 Legal Information Institute, Dispute Resolution, Cornell Law School Blog (Mar. 21, 2023, 9:24PM), http://www.law.cornell.edu/wex/dispute_resolution. Overview and definition stating: ADR methods have common characteristics – i.e., enabling the parties to find admissible solutions to their conflicts outside of traditional legal/court proceedings, but are governed by different rules. For instance, in negotiation there is no third party who intervenes to help the parties reach an agreement, unlike in mediation and conciliation, where the purpose of the third party is to promote an amicable agreement between the parties. In arbitration, the third party (an arbitrator or several arbitrators) will play an important role as it will render an arbitration award binding on the parties. Id.
 Friedman, George, 8 Reasons to Choose ADR over Litigation to Resolve Your Dispute, Arbitration Resolution Services, Inc. (Mar. 22, 2018), http://www.arbresolution.com/8-reasons-to-choose-adr-litigation-resolve-dispute/ (stating that key advantages of ADR include rapidity, confidentiality, and flexibility).
 Legal Information Institute, supra note 1.
 See generally.
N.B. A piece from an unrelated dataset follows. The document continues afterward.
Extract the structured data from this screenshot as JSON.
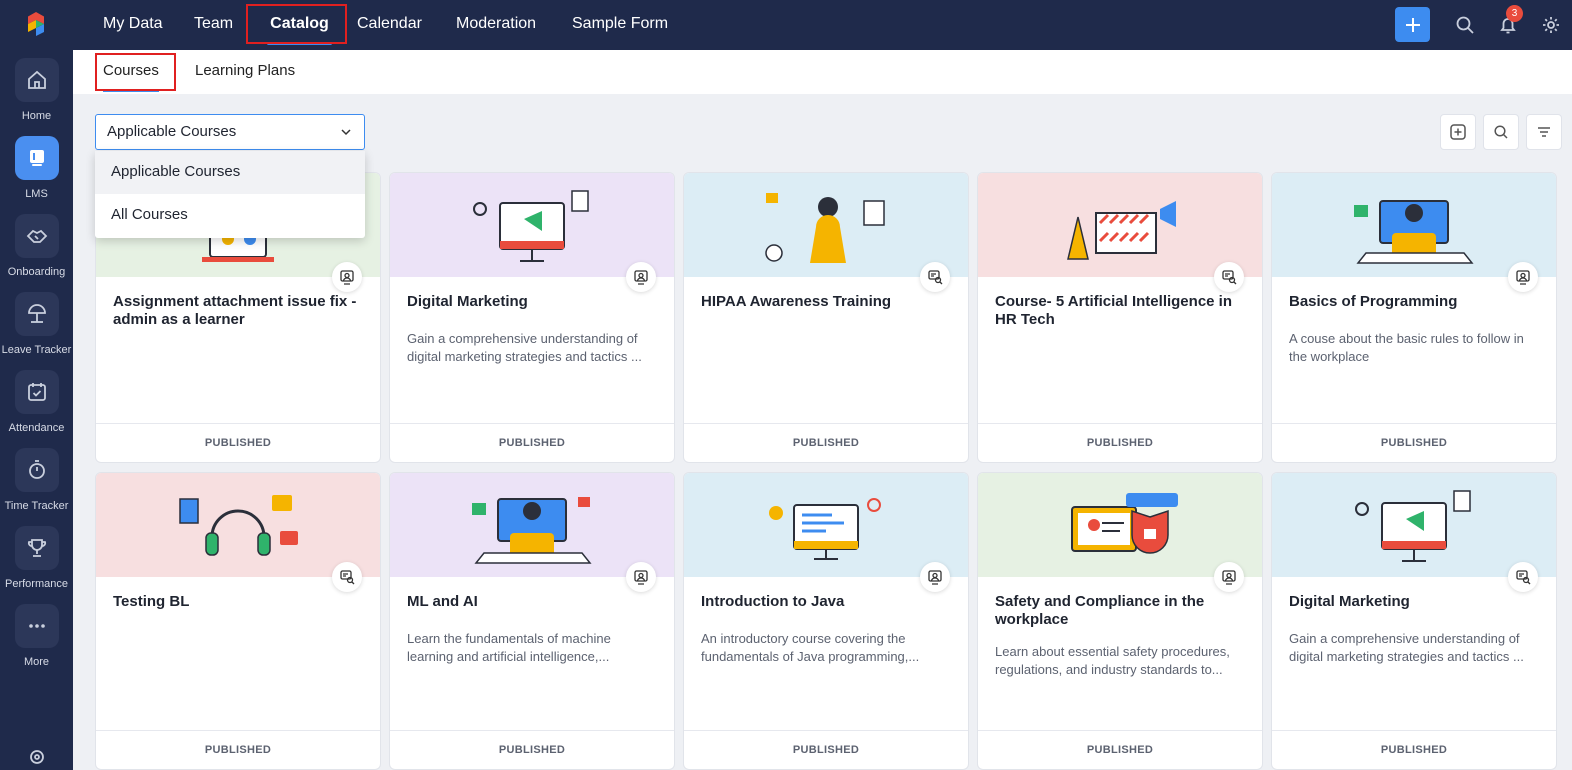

Folberg, Golann, Kloppenberg & Stipanowich, Resolving Disputes: Theory, Practice and Law (Aspen Pub., 3rd ed. 2016).
 The Honorable Joseph R. Slights, III, Vice Chancellor, Delaware Court of Chancery, Address at Delaware Law School (Apr. 4, 2022); see also Max Kornblith, Latest Data: More arbitration claims than ever in 2019, but still far too few, FairShake (Mar. 31, 2020), http://www.fairshake.com/news/data-analysis/2019-year-in-review-arbitration/.
 Legal Information Institute, ADR, Cornell Law School Blog (Nov. 2021), https://www.law.cornell.edu/wex/adr (explaining that in arbitration, parties agree on single arbitrator (the preferred method), or there is a three-arbitrator panel where one side selects the first arbitrator, the other side selects the second, and the two arbitrators then select the third, thereby completing the panel).
 The Honorable Francis J. Jones, Delaware Superior Court, Address at Delaware Law School (April 18, 2022).
 Slights, supra note 7.
 Slights, supra note 7.
 Legal Information Institute, supra.
 The Honorable Paul R. Wallace, Delaware Superior Court, Address at Delaware Law School (Mar. 14, 2022).
 National Employment Matrix, U.S. Bureau of Labor and Statistics, http://www.bls.gov/emp/tables/industry-occupation-matrix-industry.htm (last visited Apr. 2, 2023).
 Yvonne Saville, Esq. Professor, Delaware Law School, Address at Widener University Delaware Law School (Mar. 28, 2022).
 Slights, supra note 7.
 Saville, supra note 25.
 Id. See also, Slights, supra note 25.
 Slights, supra note 25.
 David A. White, Esq. & Bernard G. Conaway, Esq., Addresses at Delaware Law School (Feb. 21, 2022).